§ PROBLEM DETAILS: In the entries below, find the lines that include "JSON" and give their number as the whole reply.

§ WORKING DATA:

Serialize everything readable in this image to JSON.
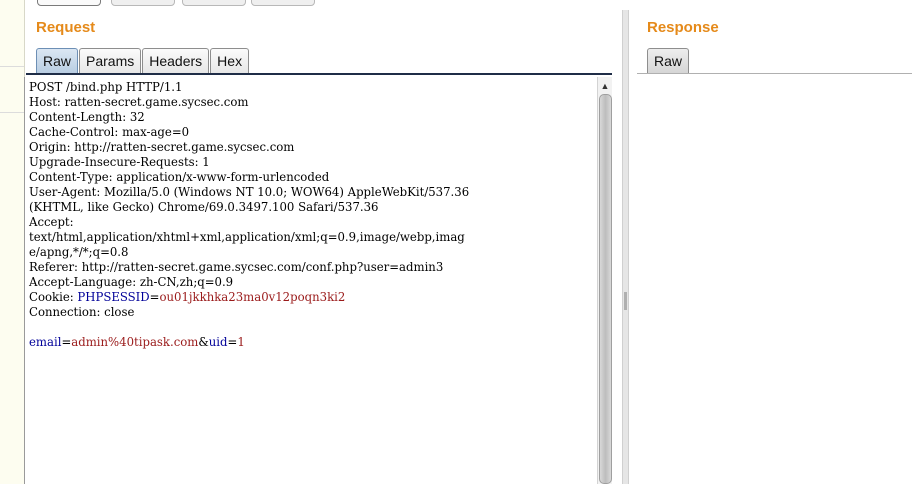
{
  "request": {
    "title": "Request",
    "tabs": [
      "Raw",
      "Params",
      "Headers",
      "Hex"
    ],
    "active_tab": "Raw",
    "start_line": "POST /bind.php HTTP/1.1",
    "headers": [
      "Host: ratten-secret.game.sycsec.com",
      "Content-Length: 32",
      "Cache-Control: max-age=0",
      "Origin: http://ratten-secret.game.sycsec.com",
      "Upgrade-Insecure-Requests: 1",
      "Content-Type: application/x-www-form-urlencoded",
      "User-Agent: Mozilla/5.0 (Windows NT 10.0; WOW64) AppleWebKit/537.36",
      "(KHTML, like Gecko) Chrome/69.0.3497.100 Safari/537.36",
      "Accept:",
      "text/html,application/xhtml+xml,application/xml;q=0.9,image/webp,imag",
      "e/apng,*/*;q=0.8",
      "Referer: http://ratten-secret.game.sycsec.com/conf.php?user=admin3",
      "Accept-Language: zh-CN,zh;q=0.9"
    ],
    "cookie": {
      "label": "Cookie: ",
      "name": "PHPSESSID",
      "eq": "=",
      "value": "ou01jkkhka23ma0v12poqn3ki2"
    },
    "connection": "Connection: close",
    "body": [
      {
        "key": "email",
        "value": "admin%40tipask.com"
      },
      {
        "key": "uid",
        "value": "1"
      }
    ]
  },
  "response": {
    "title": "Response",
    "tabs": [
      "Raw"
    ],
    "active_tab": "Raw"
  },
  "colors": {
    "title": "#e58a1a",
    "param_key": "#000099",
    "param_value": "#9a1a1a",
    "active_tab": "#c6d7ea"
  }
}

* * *

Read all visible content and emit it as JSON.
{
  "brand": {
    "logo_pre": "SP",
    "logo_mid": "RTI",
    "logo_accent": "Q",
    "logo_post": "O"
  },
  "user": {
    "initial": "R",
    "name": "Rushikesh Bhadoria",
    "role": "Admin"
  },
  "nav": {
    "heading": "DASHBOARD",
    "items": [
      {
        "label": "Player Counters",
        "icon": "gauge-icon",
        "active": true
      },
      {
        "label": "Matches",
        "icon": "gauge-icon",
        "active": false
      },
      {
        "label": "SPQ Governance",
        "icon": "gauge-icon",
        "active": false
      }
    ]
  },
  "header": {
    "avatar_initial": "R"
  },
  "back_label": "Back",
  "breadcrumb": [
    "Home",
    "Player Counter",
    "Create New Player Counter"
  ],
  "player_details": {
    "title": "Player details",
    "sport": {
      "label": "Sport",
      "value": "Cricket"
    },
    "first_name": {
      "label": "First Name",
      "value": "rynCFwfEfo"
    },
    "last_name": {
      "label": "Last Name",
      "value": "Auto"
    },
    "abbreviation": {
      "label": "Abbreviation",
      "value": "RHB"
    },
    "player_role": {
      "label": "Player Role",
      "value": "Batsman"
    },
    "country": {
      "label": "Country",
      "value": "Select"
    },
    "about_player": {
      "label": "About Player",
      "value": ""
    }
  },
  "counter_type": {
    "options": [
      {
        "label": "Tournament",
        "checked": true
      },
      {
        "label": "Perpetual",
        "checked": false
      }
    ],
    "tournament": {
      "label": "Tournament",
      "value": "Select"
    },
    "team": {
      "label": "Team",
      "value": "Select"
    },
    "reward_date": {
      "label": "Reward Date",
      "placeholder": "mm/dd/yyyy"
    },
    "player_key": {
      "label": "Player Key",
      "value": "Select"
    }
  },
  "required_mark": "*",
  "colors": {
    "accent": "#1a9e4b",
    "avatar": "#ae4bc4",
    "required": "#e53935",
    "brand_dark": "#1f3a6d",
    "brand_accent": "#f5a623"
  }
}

§ RESULT OF THE TASK: 2